Step 8: Pin the top of the curtain where you want your tabs so they are evenly spaced.  This can be some tricky math depending on the width of your curtain (measure it - you lost a little width with hem allowances) and how many tabs you chose to use.  If you are using 7 as I did, here is the no-math method I used to evenly space the tabs.  I used one for each end (easy enough to find), then folded the curtain in half and pinned the center.  I then took one side and folded the edge in about 1/3 of the way to the center pin and then folded it over again, the rest of the way to the center pin.  By tugging, you can get an even thirds fold.  Pin both thirds marks.  Fold the curtain in half again, and use the same thirds marks on the other side.  Voila! 7 tab markings!
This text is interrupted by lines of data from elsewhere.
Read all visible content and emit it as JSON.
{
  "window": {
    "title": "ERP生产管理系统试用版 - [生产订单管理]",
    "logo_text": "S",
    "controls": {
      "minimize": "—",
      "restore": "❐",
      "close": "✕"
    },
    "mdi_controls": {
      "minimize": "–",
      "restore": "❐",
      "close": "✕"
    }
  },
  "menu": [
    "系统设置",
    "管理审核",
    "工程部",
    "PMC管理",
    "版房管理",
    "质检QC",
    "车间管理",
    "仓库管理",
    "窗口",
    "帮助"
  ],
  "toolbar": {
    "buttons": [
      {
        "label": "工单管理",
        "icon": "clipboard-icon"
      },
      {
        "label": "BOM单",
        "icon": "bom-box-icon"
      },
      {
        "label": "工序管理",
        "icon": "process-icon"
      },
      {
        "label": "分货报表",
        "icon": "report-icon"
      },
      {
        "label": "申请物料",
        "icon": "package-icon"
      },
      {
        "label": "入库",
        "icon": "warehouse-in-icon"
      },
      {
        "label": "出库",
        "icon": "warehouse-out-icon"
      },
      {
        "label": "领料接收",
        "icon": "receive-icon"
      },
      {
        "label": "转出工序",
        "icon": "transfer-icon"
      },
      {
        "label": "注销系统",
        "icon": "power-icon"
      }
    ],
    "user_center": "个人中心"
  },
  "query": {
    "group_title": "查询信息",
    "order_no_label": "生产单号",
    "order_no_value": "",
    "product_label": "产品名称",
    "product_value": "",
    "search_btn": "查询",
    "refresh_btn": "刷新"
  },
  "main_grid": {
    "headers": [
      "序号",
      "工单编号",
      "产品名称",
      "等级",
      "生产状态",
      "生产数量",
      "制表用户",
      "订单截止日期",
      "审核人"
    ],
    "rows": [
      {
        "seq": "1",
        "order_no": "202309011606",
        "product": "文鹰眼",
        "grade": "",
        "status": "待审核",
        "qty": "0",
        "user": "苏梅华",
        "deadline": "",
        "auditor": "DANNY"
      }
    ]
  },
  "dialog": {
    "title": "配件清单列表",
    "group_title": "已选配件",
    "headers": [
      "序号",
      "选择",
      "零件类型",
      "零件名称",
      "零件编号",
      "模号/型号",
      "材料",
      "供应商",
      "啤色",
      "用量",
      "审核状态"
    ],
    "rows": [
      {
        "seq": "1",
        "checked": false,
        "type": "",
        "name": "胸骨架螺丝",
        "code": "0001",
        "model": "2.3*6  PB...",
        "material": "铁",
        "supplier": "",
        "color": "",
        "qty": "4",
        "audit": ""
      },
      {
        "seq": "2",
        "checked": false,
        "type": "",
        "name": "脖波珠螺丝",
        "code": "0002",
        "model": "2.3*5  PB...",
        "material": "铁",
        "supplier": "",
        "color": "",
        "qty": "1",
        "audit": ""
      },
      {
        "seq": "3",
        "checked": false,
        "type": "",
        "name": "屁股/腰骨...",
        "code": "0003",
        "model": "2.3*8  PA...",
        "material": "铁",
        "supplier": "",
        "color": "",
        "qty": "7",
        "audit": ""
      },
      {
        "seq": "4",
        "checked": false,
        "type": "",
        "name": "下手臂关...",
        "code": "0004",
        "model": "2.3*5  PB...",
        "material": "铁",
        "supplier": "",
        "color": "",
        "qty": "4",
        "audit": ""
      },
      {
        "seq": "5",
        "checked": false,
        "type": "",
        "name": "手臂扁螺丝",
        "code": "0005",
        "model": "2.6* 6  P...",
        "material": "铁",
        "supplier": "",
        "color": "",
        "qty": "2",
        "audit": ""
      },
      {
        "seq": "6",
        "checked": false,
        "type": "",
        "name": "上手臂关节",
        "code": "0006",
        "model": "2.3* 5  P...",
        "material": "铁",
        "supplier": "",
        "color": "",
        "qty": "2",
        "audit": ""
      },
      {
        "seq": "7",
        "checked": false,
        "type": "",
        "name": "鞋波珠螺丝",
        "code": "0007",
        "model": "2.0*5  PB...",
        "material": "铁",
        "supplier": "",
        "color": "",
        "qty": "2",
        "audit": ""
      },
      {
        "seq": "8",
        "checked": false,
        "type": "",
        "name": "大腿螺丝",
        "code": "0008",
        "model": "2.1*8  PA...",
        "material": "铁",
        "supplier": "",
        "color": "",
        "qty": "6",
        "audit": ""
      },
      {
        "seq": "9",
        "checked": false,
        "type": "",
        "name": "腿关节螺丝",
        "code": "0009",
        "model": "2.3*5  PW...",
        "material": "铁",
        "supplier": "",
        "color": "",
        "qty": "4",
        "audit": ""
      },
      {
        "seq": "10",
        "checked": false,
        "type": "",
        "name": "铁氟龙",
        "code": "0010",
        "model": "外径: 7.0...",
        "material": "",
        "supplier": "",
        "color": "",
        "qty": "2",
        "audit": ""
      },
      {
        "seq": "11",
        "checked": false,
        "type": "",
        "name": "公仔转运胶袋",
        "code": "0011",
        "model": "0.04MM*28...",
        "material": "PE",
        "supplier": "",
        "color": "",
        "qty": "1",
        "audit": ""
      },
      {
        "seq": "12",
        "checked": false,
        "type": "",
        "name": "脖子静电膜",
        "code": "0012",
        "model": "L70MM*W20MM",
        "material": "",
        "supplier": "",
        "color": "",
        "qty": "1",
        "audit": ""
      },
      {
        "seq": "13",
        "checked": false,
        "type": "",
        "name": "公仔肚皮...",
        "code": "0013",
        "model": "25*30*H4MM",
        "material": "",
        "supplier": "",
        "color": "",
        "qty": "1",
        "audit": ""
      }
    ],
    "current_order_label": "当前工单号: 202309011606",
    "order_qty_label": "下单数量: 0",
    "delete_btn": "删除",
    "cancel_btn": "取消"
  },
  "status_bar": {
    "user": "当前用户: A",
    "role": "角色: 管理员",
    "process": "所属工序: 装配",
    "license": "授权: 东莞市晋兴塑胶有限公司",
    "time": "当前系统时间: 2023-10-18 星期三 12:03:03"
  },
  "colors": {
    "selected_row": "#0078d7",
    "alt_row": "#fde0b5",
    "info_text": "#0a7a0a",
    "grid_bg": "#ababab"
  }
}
Step 8: Open up the hem on the top of the curtain and at each marking, pin a tab.  The raw ends of the tab should face in to the fold, and the loop of the tab should be sticking out beyond the fabric edge.

Stitch over the ends of the tabs to hold them in place.

Sew the top hem for the curtain.  "Oh no!" you say.  "My tabs are now sticking down. How awful!"  Before you reach for the seam ripper, read on.  This is how it is supposed to go. :-)

Step 9: For each tab, do the following:

a) Fold the tab up so the loop extends beyond the edge of the curtain.  Make sure it is going straight up and not at an angle.  Press if necessary/desired.  

b) To reinforce each tab, stitch a rectangle with an x in it inside the tab part that is in the hem allowance.  I call this a "barn door" because it looks like the x on a barn door to me. Stitch across the top of the tab, down the side, across the bottom, up the side, diagonally to the bottom corner, across the bottom again, and diagonally to the top and off the fabric (see illustration).  Do all this without breaking stitching.  To avoid breaking stitching, when you get close to the end of a line of stitching, use the hand wheel to advance the needle all the way down in the last stitch.  Lift the presser foot and rotate the fabric to stitch the next line.  Put the presser foot back down and stitch the line. At the end of that line, repeat the process.  Be sure to keep excess fabric out of the way of the needle.  Remember that you can rotate the fabric in any direction.  Sounds silly, but I catch myself doing it all the time and bunching up the fabric for no reason!   

c) Clip the thread ends and move on to the next tab.  When all tabs are complete, you are done!

You are now finished!  Your tabs are reinforced and strong and should not rip out of the fabric this way.  It may seem like a little overkill, and it kind of is, but I am obsessed with the durability of things I make and I hate repairing items.  Just ask Hubby.  I have a whole box of things that need mending that have been sitting there for months.  Okay, years.  Some only need a button sewn on.  Seriously.  The lazy crafter that I am...  

Anyway, there you have it!  A simple yet elegant solution to all your window covering needs (and shower curtains and closet covers).  And all it costs is the yardage of fabric.  The one I made came from bargain bin stuff at Walmart.  You know, the 5 yds for $5 bolts of stuff?  Yeah.  Nasty to wear, great to curtain with!  I think this thing cost me $2 to make.  Wow....

One last note - if you really are making a shower curtain, consider not using tabs.  Instead, finish the top edge with a wide hem and put in large eyelets.  That way you can clip it on to your shower curtain rings along with the liner.  Hmm... another how to perhaps... Happy Sewing!